Right now, I have accounts with all the major Bitcoin exchanges, and I have bank and brokerage accounts in many different countries and currencies. Some exchanges refuse to do business with U.S. residents, while others require U.S. residency. Some exchanges always convert the currency, others don't.
At present, I have found all the exchanges to be severely lacking in maturity, disclosure, and documentation. The only exchange I deal with is Localbitcoins, because it is actually clear what the rules are and how it works.
I am sure everyone will vote this answer down, but the answer depends on who you are, what types of accounts you have access to, and what capabilities to transfer money those banks/brokerage houses have. And where you live.
You make good points, especially the "it depends" part is true on many levels.

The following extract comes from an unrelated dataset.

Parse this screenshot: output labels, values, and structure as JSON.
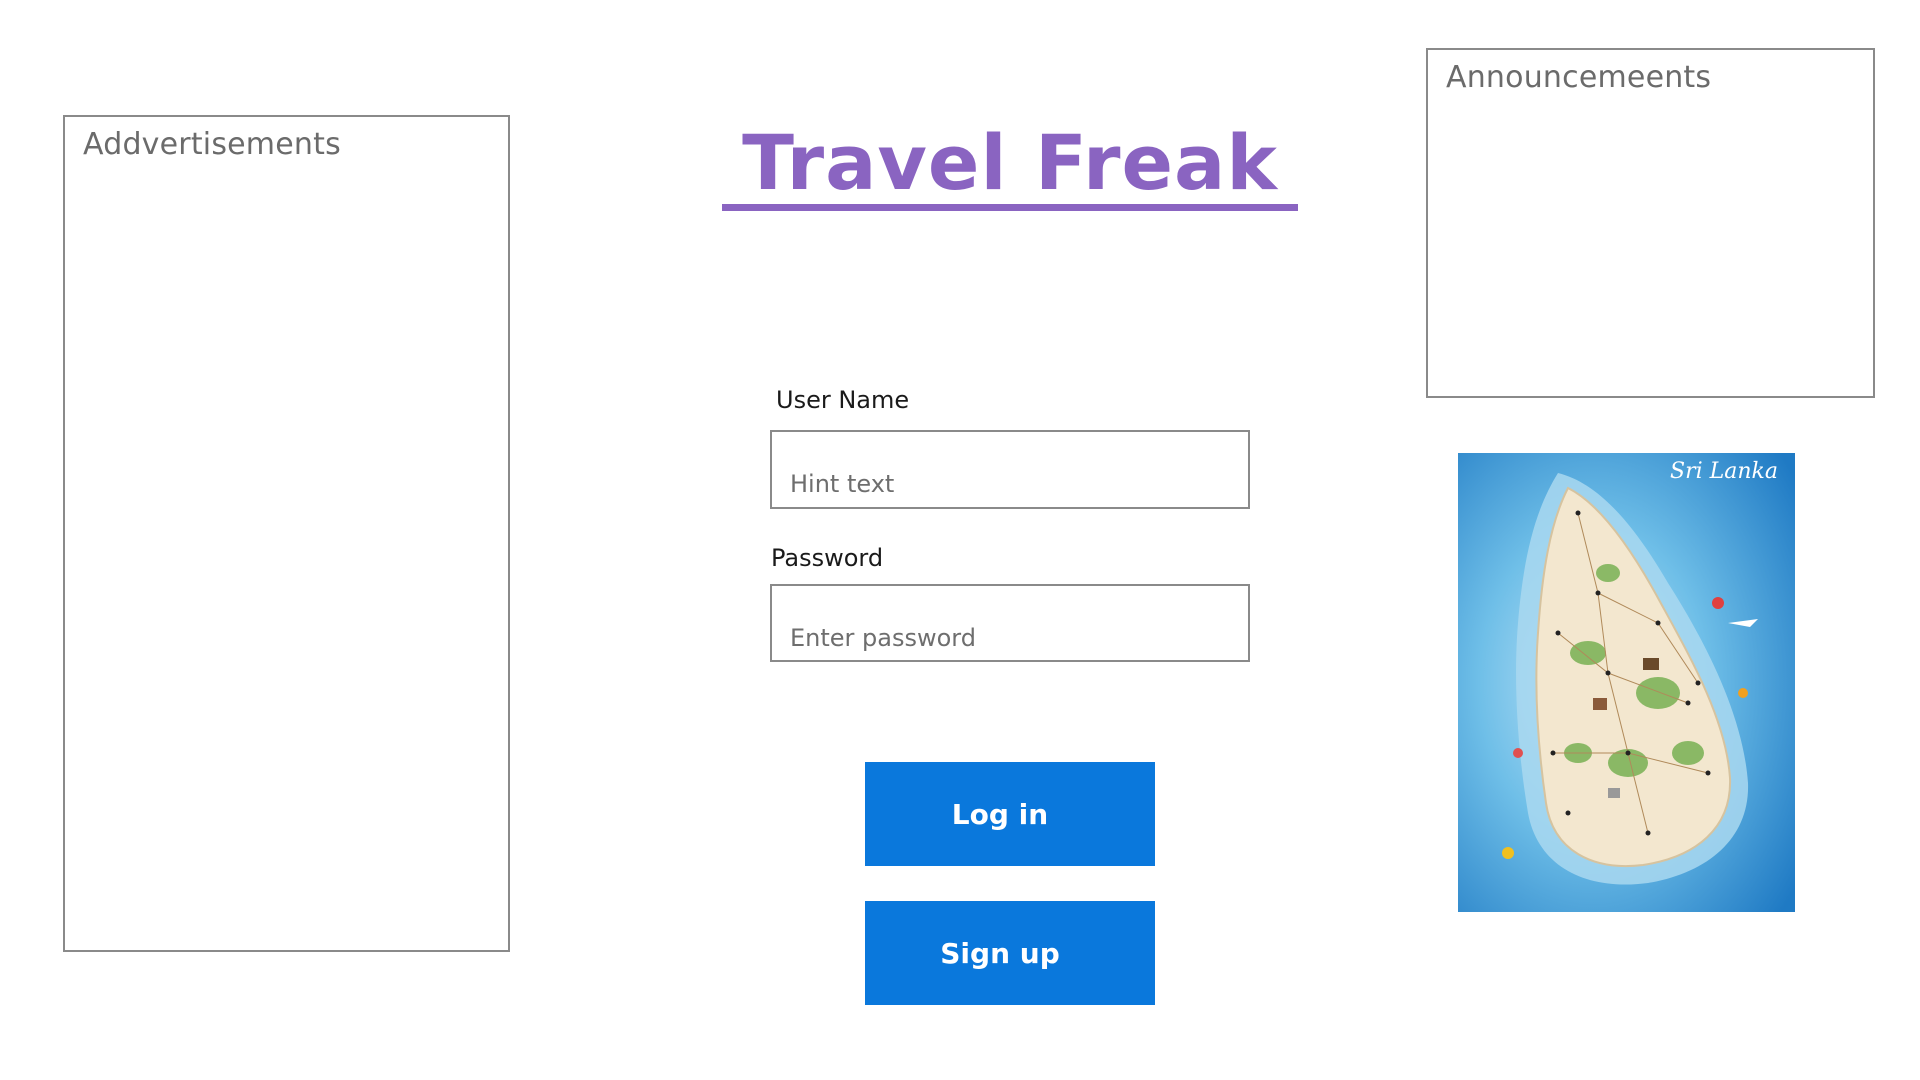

But I am also confused by your answer: You have accounts with lots of bitcoin exchanges, but you only deal with one? Is there a meaningful way to understand this without assuming you have contradicted yourself?– user6049Nov 22, 2013 at 12:35
Thanks for the comment. In order to evaluate the exchanges, I have opened an account, verified my identity and address, and attempted to use the services. The services are: Bitstamp, BTC-E, CampBX, Coinbase, Coinmama, Coinsetter, ItBit, Localbitcoins, Mt. Gox, and Bitbargain. In all cases, the services are immature and inadequate, except for LocalBitcoins and Bitbargain. I use LocalBitcoins because it is cheaper than Bitbargain. I live in the UK, and the UK national bank system offers instantaneous transfer. As I said, your situation may differ.– zkilnbqiNov 22, 2013 at 16:01
I see. Thanks for clarifying what you meant.– user6049Nov 22, 2013 at 16:02
That is true too. Over the years, I have opened many bank and brokerage accounts, but I really only use a small number of them, depending on what I am trying to accomplish.– zkilnbqiNov 22, 2013 at 16:05
Err, now I have to apologize for apparently editing my comment you replied to without realizing you must have already been typing your reply. Originally, I had included "That sounds like having opened many bank accounts, but only having money in one of them."– user6049Nov 22, 2013 at 16:16